The first full week of 2015 has been eventful for the manufacturing sector with no shortage of news — making this week’s decision for ‘Winner’ and ‘Loser’ difficult. However, after careful consideration, Eben Bayer and Gavin McIntyre, co-founders of Ecovative, are this week’s ‘Winner’ while Fayetteville and Dayton, Tennessee receive the ‘Loser’ title.
Winner: Eben Bayer and Gavin McIntyre
This week Forbes released, “30 Under 30 Reinventing Manufacturing in a Greener, Tech-Savvier World,” a collection of manufacturers under 30 who are changing the manufacturing sector. Two of the most prominent people featured by Forbes were Eben Bayer and Gavin McIntyre, the 29 year-old founders of Ecovative. Because of this nod from Forbes, and their truly interesting new approach to manufacturing, these two men are receiving IMPO’s winning nod of the week.

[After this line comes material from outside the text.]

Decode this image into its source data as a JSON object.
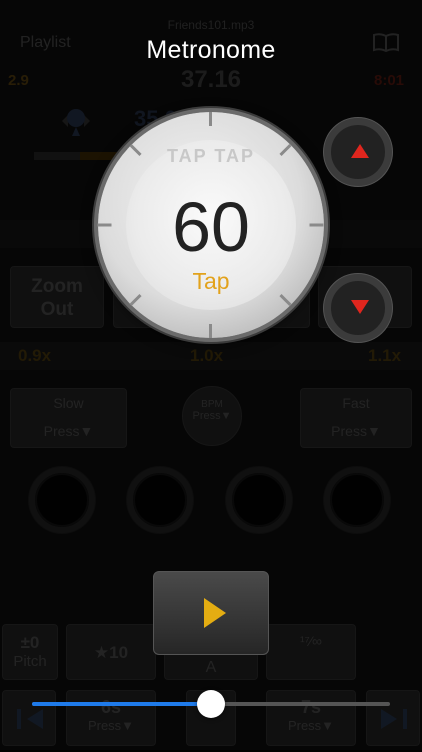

Ecovative is a company all about sustainability and cutting down on waste. They have created a system where they combine agricultural waste with fungal mycelium, a mushroom, in order to create Mushroom Materials, a product comparable in its uses to Styrofoam or plastic, except is environmentally friendly and completely biodegradable. Once finished with a piece of Mushroom Materials you can toss it in your garden and it will safely decompose with time.
For a more holistic look at what Eben Bayer and Gavin McIntyre are doing for the manufacturing industry check out the video below.
Loser: Fayetteville and Dayton, Tennessee
It was announced this week that Fayetteville and Dayton, two towns in Tennessee, would be losing nearly 2,000 manufacturing jobs over the next three years, sadly making them the loser this week.
The news came as a result of Goodman Manufacturing choosing to consolidate their operations with Daikin Industries Ltd. — a manufacturer of heating, cooling and refrigerant products — in Houston, Texas.
Goodman spokesmen Rex Anderson said, "Daikin felt it was time to pull some things together for the efficiency of manufacturing and for the value that we could add to our customers by having it in one facility."
However, for the people of Fayetteville and Dayton this move hurts. The company is currently the largest employer in Fayetteville, employing approximately 1,200 (out of 7,000) people. The smaller factory in Dayton is currently employing about 700 workers.
The Mayor of Fayetteville, Jon Law, has stated that this move will affect the town’s economy, from lost wages, property taxes and utility use. But there is a silver lining: the company has given a two-and-a-half to three year warning, which according to Law will soften the blow.
The company is also providing employees with the option to move with the company or take a severance package that includes two years of college tuition and provides assistance finding work.